Data about app and page elements
____

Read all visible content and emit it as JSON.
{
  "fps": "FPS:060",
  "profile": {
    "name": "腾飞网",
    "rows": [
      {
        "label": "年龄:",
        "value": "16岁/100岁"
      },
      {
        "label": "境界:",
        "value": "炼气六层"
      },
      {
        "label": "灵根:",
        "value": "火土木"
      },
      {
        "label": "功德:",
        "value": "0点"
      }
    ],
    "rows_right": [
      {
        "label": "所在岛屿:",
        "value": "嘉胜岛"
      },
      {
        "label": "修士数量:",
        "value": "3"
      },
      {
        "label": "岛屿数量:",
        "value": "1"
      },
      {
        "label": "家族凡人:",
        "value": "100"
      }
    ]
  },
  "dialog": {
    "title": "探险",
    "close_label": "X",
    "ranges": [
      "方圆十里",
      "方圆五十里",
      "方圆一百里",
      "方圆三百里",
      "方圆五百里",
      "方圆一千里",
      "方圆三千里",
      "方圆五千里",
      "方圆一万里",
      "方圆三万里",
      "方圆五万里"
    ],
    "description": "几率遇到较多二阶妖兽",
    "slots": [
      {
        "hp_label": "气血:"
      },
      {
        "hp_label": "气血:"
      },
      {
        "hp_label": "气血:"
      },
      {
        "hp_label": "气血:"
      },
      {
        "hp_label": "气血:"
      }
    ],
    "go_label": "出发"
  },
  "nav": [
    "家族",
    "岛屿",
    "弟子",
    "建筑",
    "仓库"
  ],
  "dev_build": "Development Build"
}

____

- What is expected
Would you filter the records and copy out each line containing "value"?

- Finished task
        "value": "16岁/100岁"
        "value": "炼气六层"
        "value": "火土木"
        "value": "0点"
        "value": "嘉胜岛"
        "value": "3"
        "value": "1"
        "value": "100"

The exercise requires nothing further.